Exercise goal »
Apart from the pictures, write out all the records exactly.

Given data »

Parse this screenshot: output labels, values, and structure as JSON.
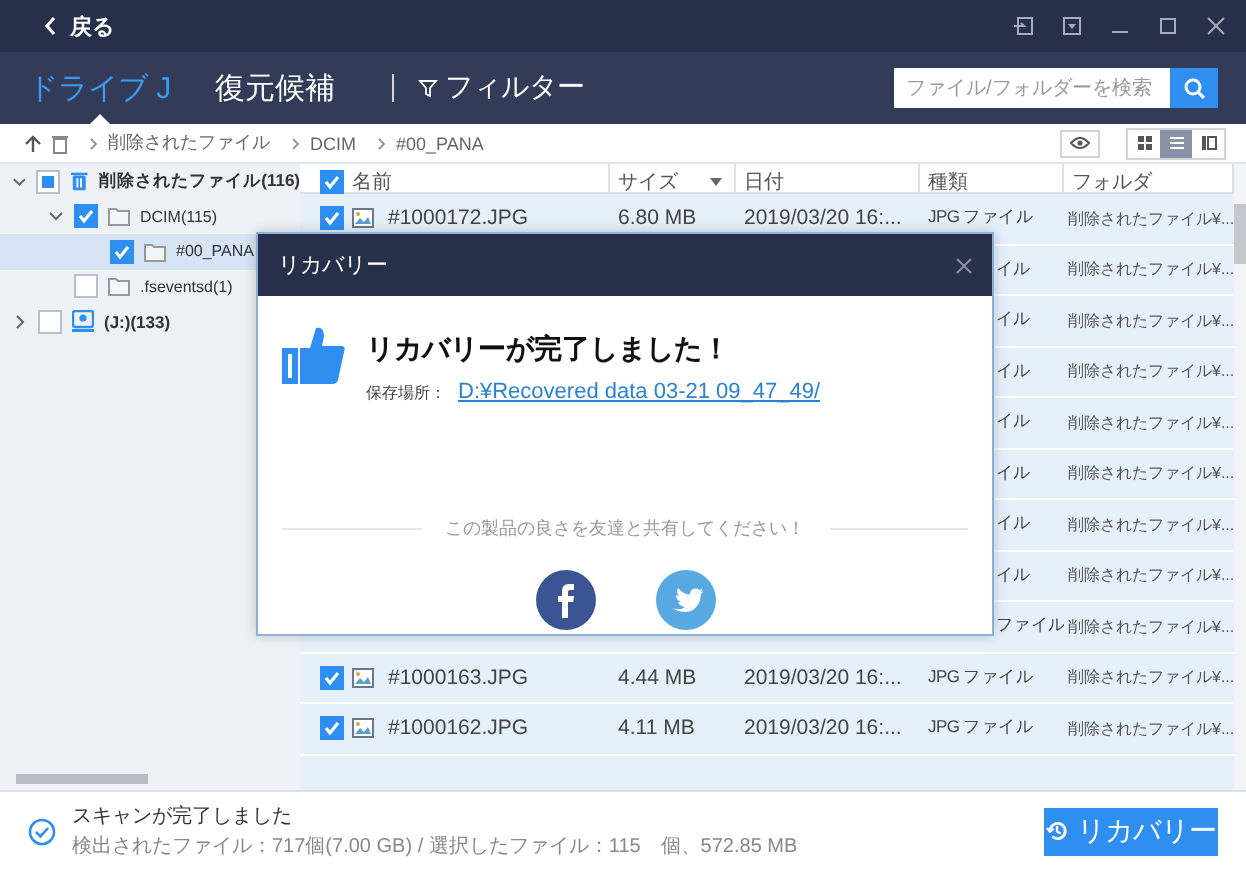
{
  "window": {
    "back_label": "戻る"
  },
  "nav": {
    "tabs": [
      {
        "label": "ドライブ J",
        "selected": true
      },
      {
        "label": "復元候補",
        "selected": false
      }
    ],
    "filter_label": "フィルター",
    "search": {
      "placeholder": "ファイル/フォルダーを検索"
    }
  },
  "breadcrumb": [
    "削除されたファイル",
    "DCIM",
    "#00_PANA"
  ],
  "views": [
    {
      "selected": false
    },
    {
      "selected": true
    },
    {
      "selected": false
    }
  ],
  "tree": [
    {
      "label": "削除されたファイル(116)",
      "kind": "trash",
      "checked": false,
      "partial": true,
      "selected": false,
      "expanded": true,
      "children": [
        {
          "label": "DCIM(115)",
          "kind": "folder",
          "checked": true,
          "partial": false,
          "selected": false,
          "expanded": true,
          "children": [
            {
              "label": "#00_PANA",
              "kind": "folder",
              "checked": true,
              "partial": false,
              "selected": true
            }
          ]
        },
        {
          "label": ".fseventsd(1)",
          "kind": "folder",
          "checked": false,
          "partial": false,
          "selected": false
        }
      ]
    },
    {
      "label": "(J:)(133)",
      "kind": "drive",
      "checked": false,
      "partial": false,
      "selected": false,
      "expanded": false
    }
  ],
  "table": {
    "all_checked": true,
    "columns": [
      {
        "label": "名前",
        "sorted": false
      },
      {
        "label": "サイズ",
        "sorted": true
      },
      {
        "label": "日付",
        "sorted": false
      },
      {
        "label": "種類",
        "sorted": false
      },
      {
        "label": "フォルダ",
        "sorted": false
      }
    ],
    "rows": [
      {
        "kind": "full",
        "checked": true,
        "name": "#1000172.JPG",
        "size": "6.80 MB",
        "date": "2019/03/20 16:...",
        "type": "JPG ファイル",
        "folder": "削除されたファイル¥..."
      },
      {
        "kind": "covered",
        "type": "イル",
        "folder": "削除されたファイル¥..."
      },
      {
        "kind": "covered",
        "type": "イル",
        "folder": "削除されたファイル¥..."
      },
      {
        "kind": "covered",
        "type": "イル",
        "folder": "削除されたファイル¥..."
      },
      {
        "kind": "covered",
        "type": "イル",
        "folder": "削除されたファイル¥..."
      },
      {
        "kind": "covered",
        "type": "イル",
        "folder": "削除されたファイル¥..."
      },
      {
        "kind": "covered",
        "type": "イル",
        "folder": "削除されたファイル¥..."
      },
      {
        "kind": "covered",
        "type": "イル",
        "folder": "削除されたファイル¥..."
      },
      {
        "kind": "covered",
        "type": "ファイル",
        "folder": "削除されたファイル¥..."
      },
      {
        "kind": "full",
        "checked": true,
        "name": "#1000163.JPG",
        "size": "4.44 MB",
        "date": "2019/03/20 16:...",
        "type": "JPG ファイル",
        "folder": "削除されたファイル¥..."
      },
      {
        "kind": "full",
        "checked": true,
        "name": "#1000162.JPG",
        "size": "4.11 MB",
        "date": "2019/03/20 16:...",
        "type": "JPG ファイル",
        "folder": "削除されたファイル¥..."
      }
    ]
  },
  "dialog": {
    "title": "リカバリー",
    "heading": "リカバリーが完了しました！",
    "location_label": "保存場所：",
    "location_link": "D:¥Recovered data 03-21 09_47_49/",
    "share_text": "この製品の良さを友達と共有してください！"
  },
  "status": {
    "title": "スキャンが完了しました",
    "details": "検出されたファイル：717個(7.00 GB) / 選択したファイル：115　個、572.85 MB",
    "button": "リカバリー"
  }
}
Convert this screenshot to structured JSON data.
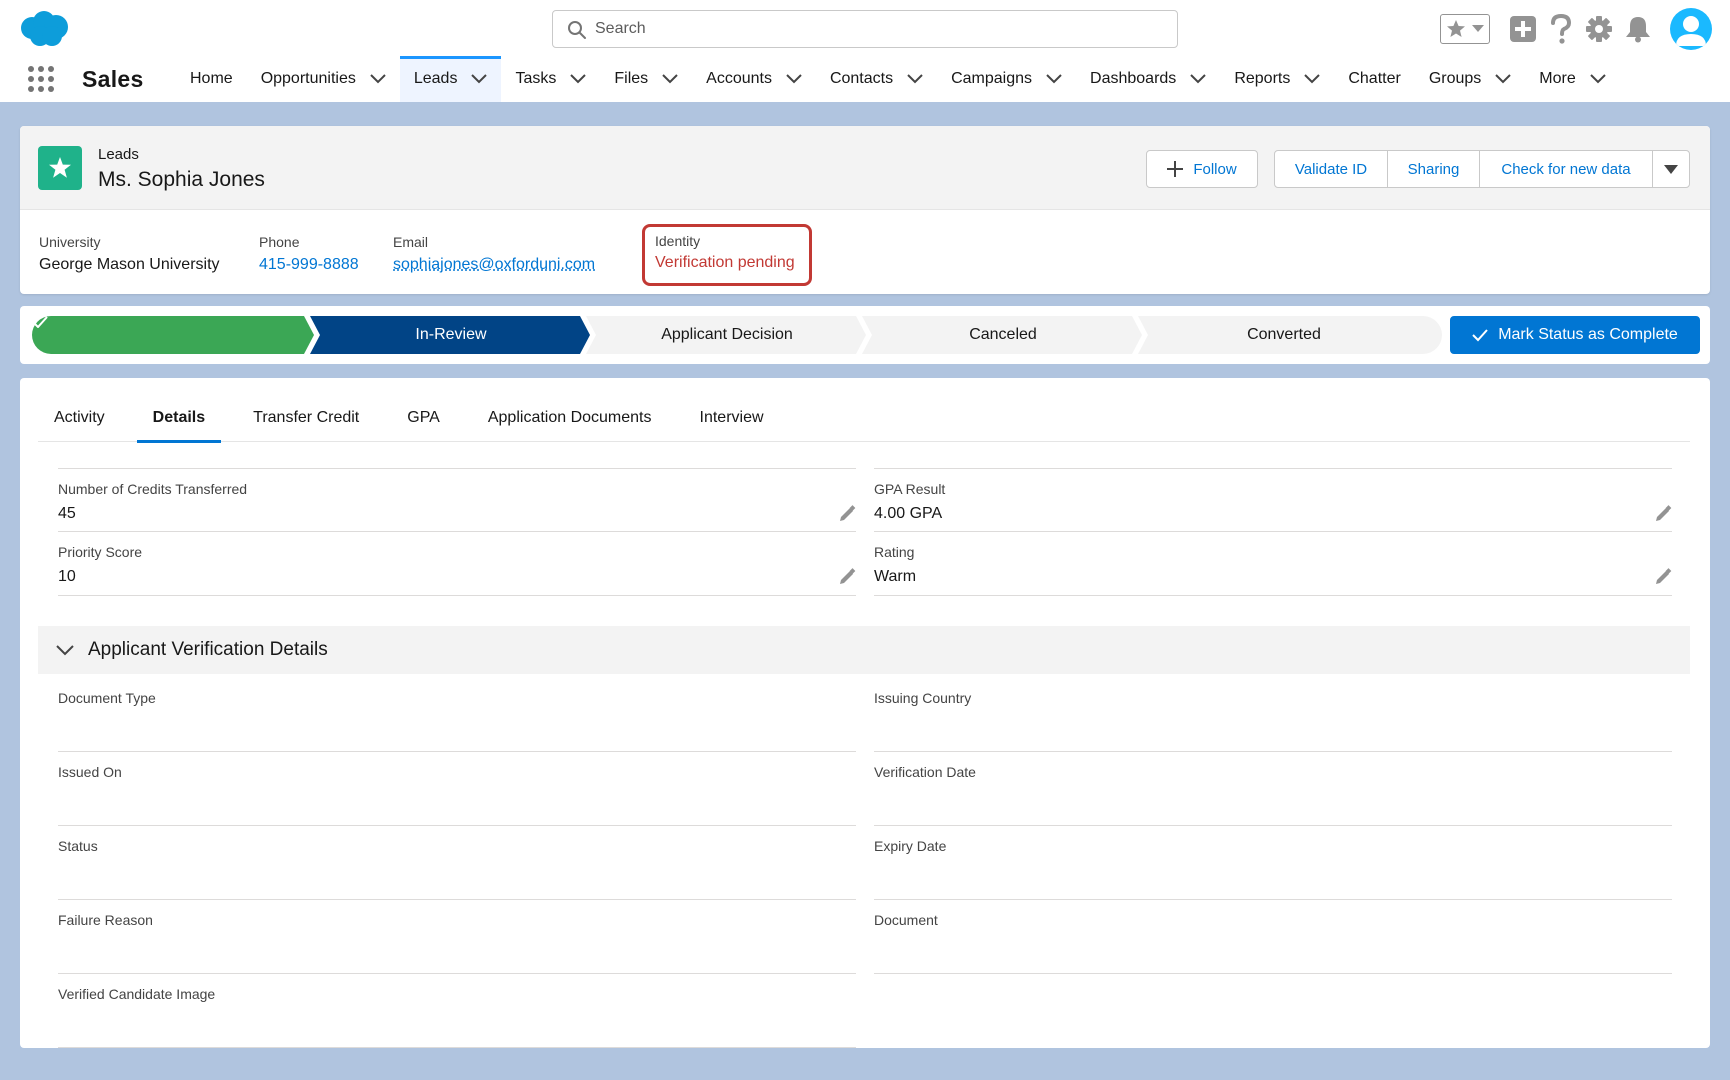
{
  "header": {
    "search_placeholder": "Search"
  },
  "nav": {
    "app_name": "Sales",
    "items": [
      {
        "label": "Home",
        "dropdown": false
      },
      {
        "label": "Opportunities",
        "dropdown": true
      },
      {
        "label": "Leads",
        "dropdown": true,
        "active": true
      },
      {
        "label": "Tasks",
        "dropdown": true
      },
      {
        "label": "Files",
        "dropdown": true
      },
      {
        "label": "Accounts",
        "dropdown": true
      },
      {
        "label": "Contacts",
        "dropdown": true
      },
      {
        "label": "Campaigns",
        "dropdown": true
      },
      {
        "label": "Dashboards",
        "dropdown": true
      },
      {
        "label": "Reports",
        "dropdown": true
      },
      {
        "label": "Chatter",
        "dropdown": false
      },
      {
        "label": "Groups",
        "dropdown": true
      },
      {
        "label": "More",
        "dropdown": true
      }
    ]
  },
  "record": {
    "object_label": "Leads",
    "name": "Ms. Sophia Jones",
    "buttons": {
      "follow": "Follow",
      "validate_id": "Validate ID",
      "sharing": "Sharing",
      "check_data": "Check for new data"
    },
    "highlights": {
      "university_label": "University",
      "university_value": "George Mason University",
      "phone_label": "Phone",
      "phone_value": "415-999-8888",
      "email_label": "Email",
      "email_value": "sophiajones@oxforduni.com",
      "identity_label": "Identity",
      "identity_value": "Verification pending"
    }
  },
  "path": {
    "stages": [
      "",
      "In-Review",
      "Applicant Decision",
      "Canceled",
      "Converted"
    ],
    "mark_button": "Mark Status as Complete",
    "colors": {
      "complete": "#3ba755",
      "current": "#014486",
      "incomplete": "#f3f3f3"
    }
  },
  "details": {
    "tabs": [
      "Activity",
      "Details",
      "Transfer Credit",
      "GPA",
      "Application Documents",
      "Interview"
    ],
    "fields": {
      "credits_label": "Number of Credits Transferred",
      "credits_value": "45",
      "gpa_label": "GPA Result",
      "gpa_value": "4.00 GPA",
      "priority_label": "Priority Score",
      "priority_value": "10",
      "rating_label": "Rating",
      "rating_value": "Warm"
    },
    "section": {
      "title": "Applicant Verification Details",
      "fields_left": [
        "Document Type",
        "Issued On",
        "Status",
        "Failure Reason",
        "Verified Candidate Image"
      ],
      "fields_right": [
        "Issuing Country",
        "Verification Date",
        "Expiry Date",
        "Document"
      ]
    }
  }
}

Expected output »
Parse this screenshot: output labels, values, and structure as JSON.
{
  "window": {
    "back_label": "戻る"
  },
  "nav": {
    "tabs": [
      {
        "label": "ドライブ J",
        "selected": true
      },
      {
        "label": "復元候補",
        "selected": false
      }
    ],
    "filter_label": "フィルター",
    "search": {
      "placeholder": "ファイル/フォルダーを検索"
    }
  },
  "breadcrumb": [
    "削除されたファイル",
    "DCIM",
    "#00_PANA"
  ],
  "views": [
    {
      "selected": false
    },
    {
      "selected": true
    },
    {
      "selected": false
    }
  ],
  "tree": [
    {
      "label": "削除されたファイル(116)",
      "kind": "trash",
      "checked": false,
      "partial": true,
      "selected": false,
      "expanded": true,
      "children": [
        {
          "label": "DCIM(115)",
          "kind": "folder",
          "checked": true,
          "partial": false,
          "selected": false,
          "expanded": true,
          "children": [
            {
              "label": "#00_PANA",
              "kind": "folder",
              "checked": true,
              "partial": false,
              "selected": true
            }
          ]
        },
        {
          "label": ".fseventsd(1)",
          "kind": "folder",
          "checked": false,
          "partial": false,
          "selected": false
        }
      ]
    },
    {
      "label": "(J:)(133)",
      "kind": "drive",
      "checked": false,
      "partial": false,
      "selected": false,
      "expanded": false
    }
  ],
  "table": {
    "all_checked": true,
    "columns": [
      {
        "label": "名前",
        "sorted": false
      },
      {
        "label": "サイズ",
        "sorted": true
      },
      {
        "label": "日付",
        "sorted": false
      },
      {
        "label": "種類",
        "sorted": false
      },
      {
        "label": "フォルダ",
        "sorted": false
      }
    ],
    "rows": [
      {
        "kind": "full",
        "checked": true,
        "name": "#1000172.JPG",
        "size": "6.80 MB",
        "date": "2019/03/20 16:...",
        "type": "JPG ファイル",
        "folder": "削除されたファイル¥..."
      },
      {
        "kind": "covered",
        "type": "イル",
        "folder": "削除されたファイル¥..."
      },
      {
        "kind": "covered",
        "type": "イル",
        "folder": "削除されたファイル¥..."
      },
      {
        "kind": "covered",
        "type": "イル",
        "folder": "削除されたファイル¥..."
      },
      {
        "kind": "covered",
        "type": "イル",
        "folder": "削除されたファイル¥..."
      },
      {
        "kind": "covered",
        "type": "イル",
        "folder": "削除されたファイル¥..."
      },
      {
        "kind": "covered",
        "type": "イル",
        "folder": "削除されたファイル¥..."
      },
      {
        "kind": "covered",
        "type": "イル",
        "folder": "削除されたファイル¥..."
      },
      {
        "kind": "covered",
        "type": "ファイル",
        "folder": "削除されたファイル¥..."
      },
      {
        "kind": "full",
        "checked": true,
        "name": "#1000163.JPG",
        "size": "4.44 MB",
        "date": "2019/03/20 16:...",
        "type": "JPG ファイル",
        "folder": "削除されたファイル¥..."
      },
      {
        "kind": "full",
        "checked": true,
        "name": "#1000162.JPG",
        "size": "4.11 MB",
        "date": "2019/03/20 16:...",
        "type": "JPG ファイル",
        "folder": "削除されたファイル¥..."
      }
    ]
  },
  "dialog": {
    "title": "リカバリー",
    "heading": "リカバリーが完了しました！",
    "location_label": "保存場所：",
    "location_link": "D:¥Recovered data 03-21 09_47_49/",
    "share_text": "この製品の良さを友達と共有してください！"
  },
  "status": {
    "title": "スキャンが完了しました",
    "details": "検出されたファイル：717個(7.00 GB) / 選択したファイル：115　個、572.85 MB",
    "button": "リカバリー"
  }
}
Convert this screenshot to structured JSON data.
{
  "header": {
    "search_placeholder": "Search"
  },
  "nav": {
    "app_name": "Sales",
    "items": [
      {
        "label": "Home",
        "dropdown": false
      },
      {
        "label": "Opportunities",
        "dropdown": true
      },
      {
        "label": "Leads",
        "dropdown": true,
        "active": true
      },
      {
        "label": "Tasks",
        "dropdown": true
      },
      {
        "label": "Files",
        "dropdown": true
      },
      {
        "label": "Accounts",
        "dropdown": true
      },
      {
        "label": "Contacts",
        "dropdown": true
      },
      {
        "label": "Campaigns",
        "dropdown": true
      },
      {
        "label": "Dashboards",
        "dropdown": true
      },
      {
        "label": "Reports",
        "dropdown": true
      },
      {
        "label": "Chatter",
        "dropdown": false
      },
      {
        "label": "Groups",
        "dropdown": true
      },
      {
        "label": "More",
        "dropdown": true
      }
    ]
  },
  "record": {
    "object_label": "Leads",
    "name": "Ms. Sophia Jones",
    "buttons": {
      "follow": "Follow",
      "validate_id": "Validate ID",
      "sharing": "Sharing",
      "check_data": "Check for new data"
    },
    "highlights": {
      "university_label": "University",
      "university_value": "George Mason University",
      "phone_label": "Phone",
      "phone_value": "415-999-8888",
      "email_label": "Email",
      "email_value": "sophiajones@oxforduni.com",
      "identity_label": "Identity",
      "identity_value": "Verification pending"
    }
  },
  "path": {
    "stages": [
      "",
      "In-Review",
      "Applicant Decision",
      "Canceled",
      "Converted"
    ],
    "mark_button": "Mark Status as Complete",
    "colors": {
      "complete": "#3ba755",
      "current": "#014486",
      "incomplete": "#f3f3f3"
    }
  },
  "details": {
    "tabs": [
      "Activity",
      "Details",
      "Transfer Credit",
      "GPA",
      "Application Documents",
      "Interview"
    ],
    "fields": {
      "credits_label": "Number of Credits Transferred",
      "credits_value": "45",
      "gpa_label": "GPA Result",
      "gpa_value": "4.00 GPA",
      "priority_label": "Priority Score",
      "priority_value": "10",
      "rating_label": "Rating",
      "rating_value": "Warm"
    },
    "section": {
      "title": "Applicant Verification Details",
      "fields_left": [
        "Document Type",
        "Issued On",
        "Status",
        "Failure Reason",
        "Verified Candidate Image"
      ],
      "fields_right": [
        "Issuing Country",
        "Verification Date",
        "Expiry Date",
        "Document"
      ]
    }
  }
}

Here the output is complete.